Kutcher was trying to use his celebrity to humanize the hype, even as the screaming droned on and the iPhones stayed up. (Is there any event any more when we don’t simply see a sea of mooted presence as we all catch images for our digital posterity, in the process missing the actual graduation or concert or Supreme Court swearing-in at the White House?) “Success” requires work and even sacrifice, the star of Dude, Where’s My Car? and now of the new movie about Steve Jobs told teens whose hearts seemed to be beating to a different drum, especially as he implored them to be generous and “thoughtful.” (Faint cheers in response. Maybe they were deep in contemplation?)

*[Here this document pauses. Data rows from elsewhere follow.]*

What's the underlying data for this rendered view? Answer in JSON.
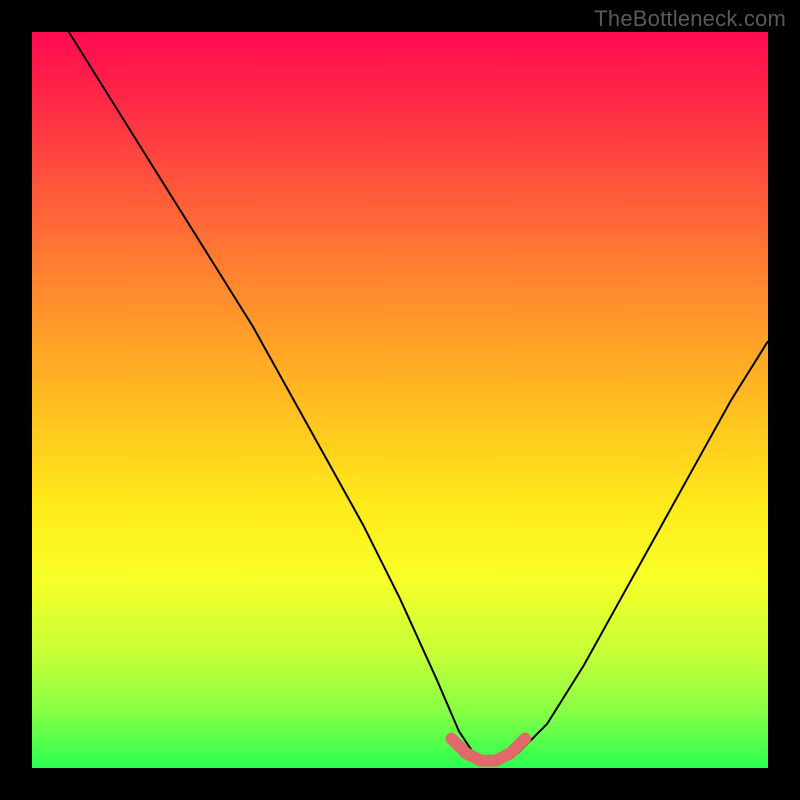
{
  "watermark": "TheBottleneck.com",
  "chart_data": {
    "type": "line",
    "title": "",
    "xlabel": "",
    "ylabel": "",
    "xlim": [
      0,
      100
    ],
    "ylim": [
      0,
      100
    ],
    "grid": false,
    "legend": false,
    "series": [
      {
        "name": "curve",
        "color": "#000000",
        "x": [
          5,
          10,
          15,
          20,
          25,
          30,
          35,
          40,
          45,
          50,
          55,
          58,
          60,
          62,
          64,
          66,
          70,
          75,
          80,
          85,
          90,
          95,
          100
        ],
        "y": [
          100,
          92,
          84,
          76,
          68,
          60,
          51,
          42,
          33,
          23,
          12,
          5,
          2,
          1,
          1,
          2,
          6,
          14,
          23,
          32,
          41,
          50,
          58
        ]
      }
    ],
    "annotations": [
      {
        "name": "valley-highlight",
        "color": "#e06a6a",
        "x": [
          57,
          59,
          61,
          63,
          65,
          67
        ],
        "y": [
          4,
          2,
          1,
          1,
          2,
          4
        ]
      }
    ],
    "background": {
      "type": "vertical-gradient",
      "stops": [
        {
          "pos": 0,
          "color": "#ff0a50"
        },
        {
          "pos": 22,
          "color": "#ff5a3a"
        },
        {
          "pos": 48,
          "color": "#ffb522"
        },
        {
          "pos": 74,
          "color": "#f8ff28"
        },
        {
          "pos": 100,
          "color": "#2bff52"
        }
      ]
    }
  }
}
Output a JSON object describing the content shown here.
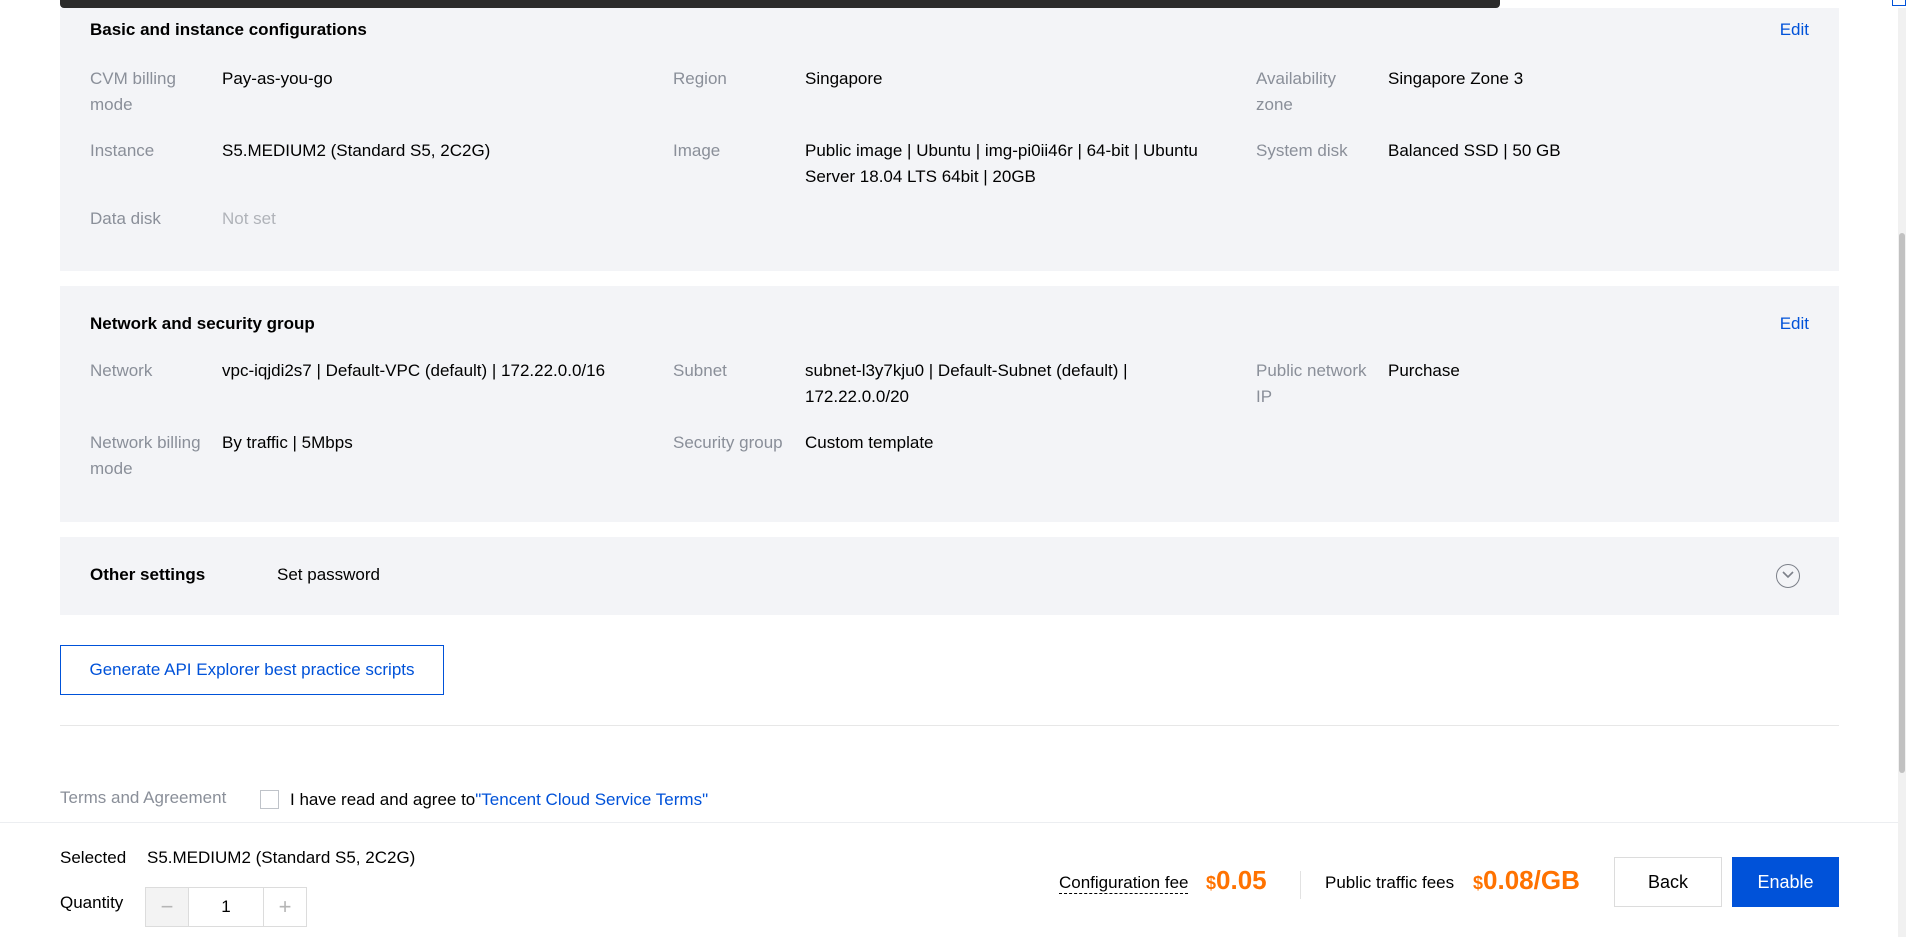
{
  "basic": {
    "title": "Basic and instance configurations",
    "edit": "Edit",
    "fields": [
      {
        "label_1": "CVM billing",
        "label_2": "mode",
        "value": "Pay-as-you-go"
      },
      {
        "label": "Region",
        "value": "Singapore"
      },
      {
        "label_1": "Availability",
        "label_2": "zone",
        "value": "Singapore Zone 3"
      },
      {
        "label": "Instance",
        "value": "S5.MEDIUM2 (Standard S5, 2C2G)"
      },
      {
        "label": "Image",
        "value_1": "Public image | Ubuntu | img-pi0ii46r | 64-bit | Ubuntu",
        "value_2": "Server 18.04 LTS 64bit | 20GB"
      },
      {
        "label": "System disk",
        "value": "Balanced SSD | 50 GB"
      },
      {
        "label": "Data disk",
        "value": "Not set"
      }
    ]
  },
  "network": {
    "title": "Network and security group",
    "edit": "Edit",
    "fields": [
      {
        "label": "Network",
        "value": "vpc-iqjdi2s7 | Default-VPC (default) | 172.22.0.0/16"
      },
      {
        "label": "Subnet",
        "value_1": "subnet-l3y7kju0 | Default-Subnet (default) |",
        "value_2": "172.22.0.0/20"
      },
      {
        "label_1": "Public network",
        "label_2": "IP",
        "value": "Purchase"
      },
      {
        "label_1": "Network billing",
        "label_2": "mode",
        "value": "By traffic | 5Mbps"
      },
      {
        "label": "Security group",
        "value": "Custom template"
      }
    ]
  },
  "other": {
    "title": "Other settings",
    "value": "Set password"
  },
  "api_button": "Generate API Explorer best practice scripts",
  "terms": {
    "label": "Terms and Agreement",
    "text": "I have read and agree to",
    "link": "\"Tencent Cloud Service Terms\""
  },
  "footer": {
    "selected_label": "Selected",
    "selected_value": "S5.MEDIUM2 (Standard S5, 2C2G)",
    "quantity_label": "Quantity",
    "quantity": "1",
    "minus": "−",
    "plus": "+",
    "config_fee_label": "Configuration fee",
    "config_fee_currency": "$",
    "config_fee_value": "0.05",
    "traffic_fee_label": "Public traffic fees",
    "traffic_fee_currency": "$",
    "traffic_fee_value": "0.08/GB",
    "back": "Back",
    "enable": "Enable"
  },
  "colors": {
    "accent": "#0052d9",
    "price": "#ff7200",
    "panel_bg": "#f3f4f7"
  },
  "icons": {
    "expand": "chevron-down-circle-icon"
  }
}
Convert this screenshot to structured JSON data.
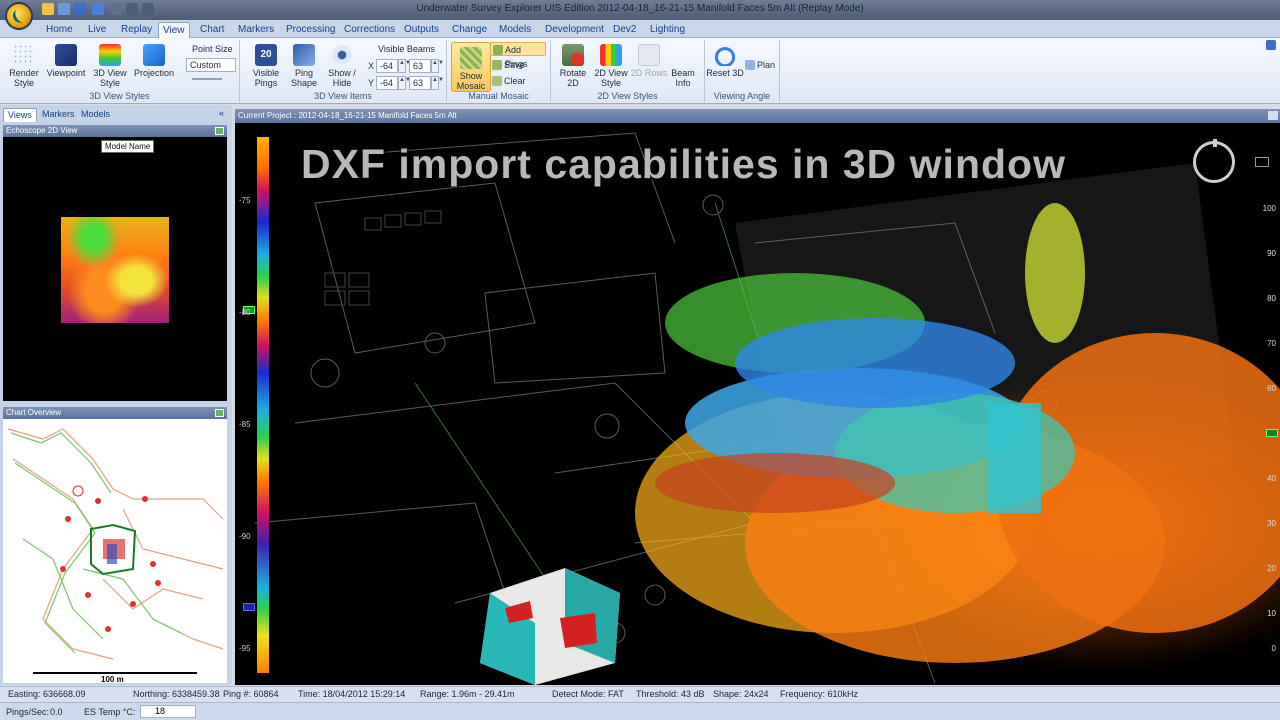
{
  "window": {
    "title": "Underwater Survey Explorer UIS Edition 2012-04-18_16-21-15 Manifold Faces 5m Alt (Replay Mode)"
  },
  "tabs": [
    "Home",
    "Live",
    "Replay",
    "View",
    "Chart",
    "Markers",
    "Processing",
    "Corrections",
    "Outputs",
    "Change",
    "Models",
    "Development",
    "Dev2",
    "Lighting"
  ],
  "active_tab": "View",
  "ribbon": {
    "render_style": "Render Style",
    "viewpoint": "Viewpoint",
    "view_style_3d": "3D View Style",
    "projection": "Projection",
    "point_size_label": "Point Size",
    "point_size_value": "Custom",
    "group_3d_view_styles": "3D View Styles",
    "visible_pings": "Visible Pings",
    "ping_shape": "Ping Shape",
    "show_hide": "Show / Hide",
    "visible_beams_label": "Visible Beams",
    "x_label": "X",
    "y_label": "Y",
    "x_from": "-64",
    "x_to": "63",
    "y_from": "-64",
    "y_to": "63",
    "group_3d_view_items": "3D View Items",
    "show_mosaic": "Show Mosaic",
    "add_pings": "Add Pings",
    "save": "Save",
    "clear": "Clear",
    "group_manual_mosaic": "Manual Mosaic",
    "rotate_2d": "Rotate 2D",
    "view_style_2d": "2D View Style",
    "rows_2d": "2D Rows",
    "beam_info": "Beam Info",
    "group_2d_view_styles": "2D View Styles",
    "reset_3d": "Reset 3D",
    "plan": "Plan",
    "group_viewing_angle": "Viewing Angle"
  },
  "left_panel": {
    "tabs": [
      "Views",
      "Markers",
      "Models"
    ],
    "echoscope_header": "Echoscope 2D View",
    "tooltip": "Model Name",
    "chart_header": "Chart Overview",
    "scale_label": "100 m"
  },
  "viewport": {
    "header": "Current Project : 2012-04-18_16-21-15 Manifold Faces 5m Alt",
    "overlay_title": "DXF import capabilities in 3D window",
    "left_scale": [
      "-75",
      "-80",
      "-85",
      "-90",
      "-95"
    ],
    "right_scale": [
      "100",
      "90",
      "80",
      "70",
      "60",
      "50",
      "40",
      "30",
      "20",
      "10",
      "0"
    ]
  },
  "status": {
    "easting": "Easting:  636668.09",
    "northing": "Northing:  6338459.38",
    "ping": "Ping #:  60864",
    "time": "Time:  18/04/2012 15:29:14",
    "range": "Range:  1.96m - 29.41m",
    "detect": "Detect Mode:  FAT",
    "threshold": "Threshold:  43 dB",
    "shape": "Shape:  24x24",
    "frequency": "Frequency:  610kHz",
    "pings_sec_label": "Pings/Sec:",
    "pings_sec_value": "0.0",
    "es_temp_label": "ES Temp °C:",
    "es_temp_value": "18"
  },
  "colors": {
    "ribbon_bg": "#dfe8f5",
    "panel_header": "#5c739c",
    "highlight": "#f7c95b"
  }
}
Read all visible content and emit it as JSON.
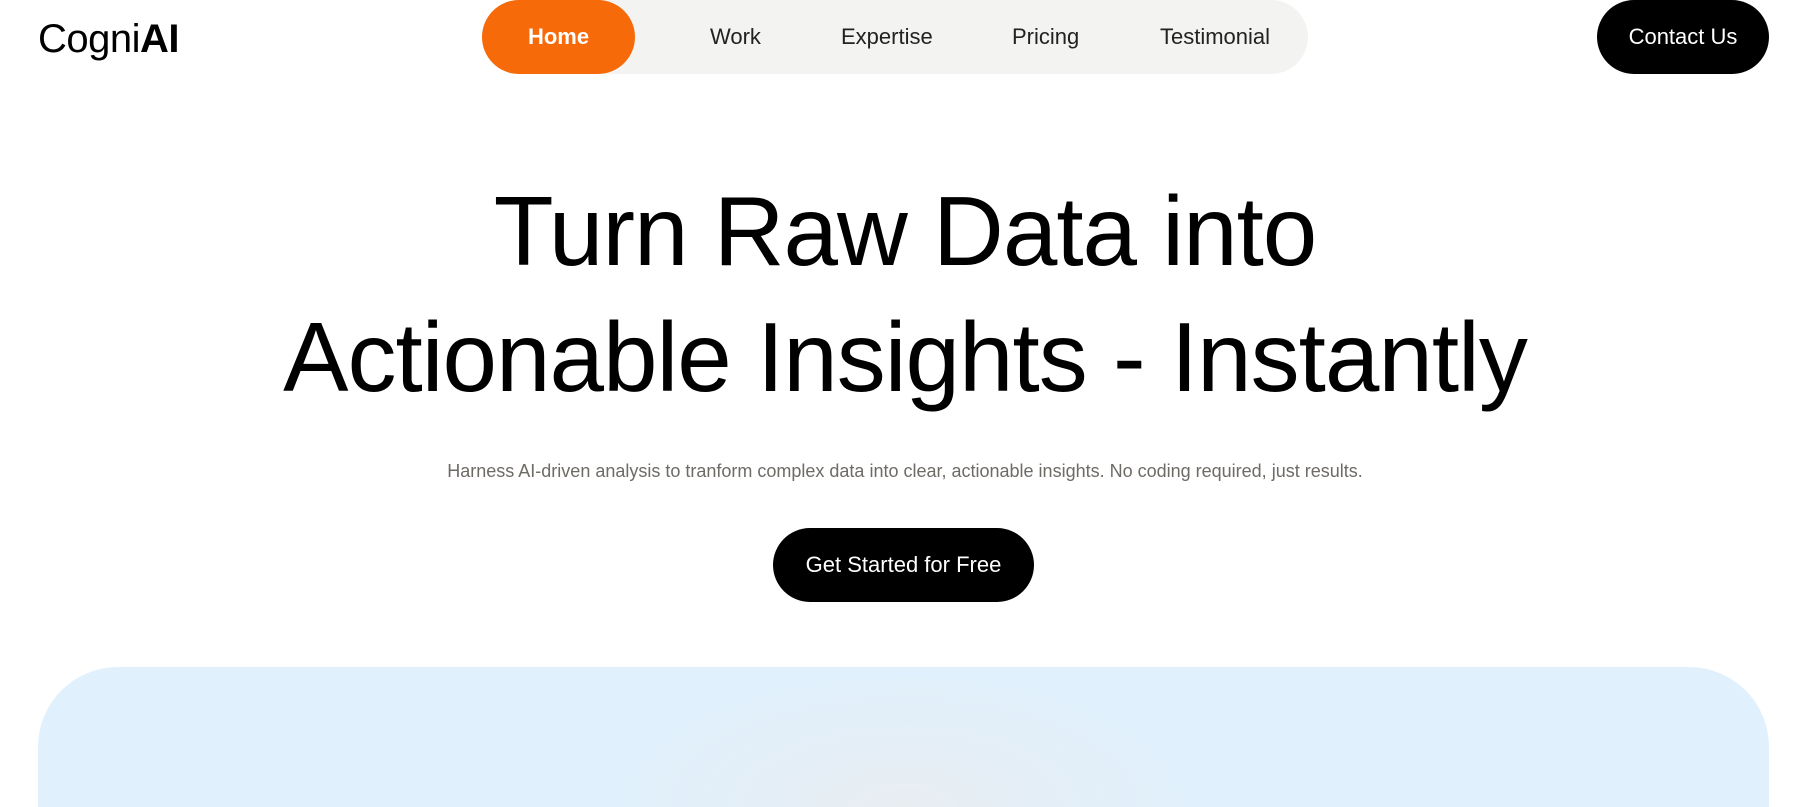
{
  "brand": {
    "name_prefix": "Cogni",
    "name_suffix": "AI"
  },
  "nav": {
    "items": [
      {
        "label": "Home",
        "active": true
      },
      {
        "label": "Work",
        "active": false
      },
      {
        "label": "Expertise",
        "active": false
      },
      {
        "label": "Pricing",
        "active": false
      },
      {
        "label": "Testimonial",
        "active": false
      }
    ],
    "active_color": "#f66a0a"
  },
  "header": {
    "contact_label": "Contact Us"
  },
  "hero": {
    "title_line1": "Turn Raw Data into",
    "title_line2": "Actionable Insights - Instantly",
    "subtitle": "Harness AI-driven analysis to tranform complex data into clear, actionable insights. No coding required, just results.",
    "cta_label": "Get Started for Free"
  },
  "colors": {
    "accent": "#f66a0a",
    "dark": "#000000",
    "nav_bg": "#f3f3f1",
    "showcase_bg": "#e0f0fc"
  }
}
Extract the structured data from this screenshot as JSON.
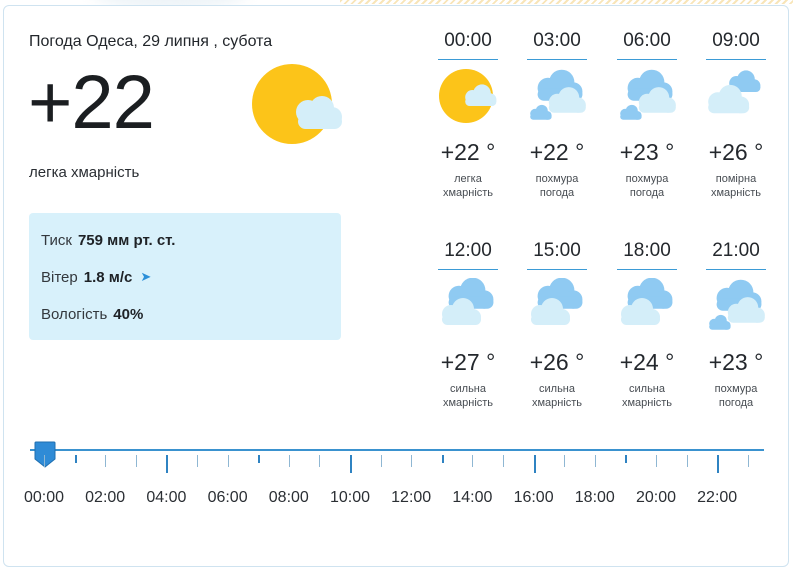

He told them, “Opportunity looks a lot like hard work. I’ve never had a job in my life that I was better than. I was always just lucky to have a job. And every job I had was a stepping stone to my next job, and I never quit my job until I had my next job. And so opportunities look a lot like work.”
He urged them to be aware of their own inherent dignity, and to know they can “build their own things” but that they must build for others as well. “You can build your own life that other people can live in. So build a life. Don’t live one, build one.” His message wasn’t one of radical individualism but rather of humanity and decency, with an unstated but evident awareness of the misery that can plague our hearts — a bit of a spiritual depression Americans are living in, even as the cars keep driving on the roads and movies are made and children are born.
I heard Tim Gray in the background at the Teen Choice Awards because his plea that we refuse to allow schedules and demands to take away from needed contemplation is the key element for the kind of fruitfulness Kutcher invited those kids into. The Sabbath observance that Gray urged helps reorient us toward God. Our rest is in Him, Gray reminded us, as He renews our hope, giving us meaning and purpose beyond ourselves and what’s weighing on us. This is key for our souls, but also for the soul of a nation and a culture. “If we lose the ability to gaze with wonder on the gifts of God,” Gray reflected, “we will have no good life to share.” We’ll cease to create things that inspire people to that which is good and beautiful. We’ll be stuck in photobombing.
The Sabbath is a time for teaching, for worship, and for remembering, Gray said. Rooting his argument in the ancients, he cited the Greek insight that “Memory is the mother of the muses,” essential to the arts and the life of the mind and essential for shaping identity. The Sabbath is a “sanctuary in time.”
Don’t let the omnipresence of the digital distance us from others and even from our own deepest thoughts and desires. Kutcher reintroduced the idea of man as a social being to a “social media” generation looking at the world through the eyes of their iPads, hearing only what is programmed on their iPods. Don’t despair of missing summer rest — instead, remember that our dedicated day of rest is never more than six days away. We ought not be depressed about our prospects, but dedicated to renewal. It’s worth Sundays’ effort.
— Kathryn Jean Lopez is editor-at-large of National Review Online and a director of Catholic Voices USA. This column is based on one available exclusively through Andrews McMeel Universal’s Newspaper Enterprise Association.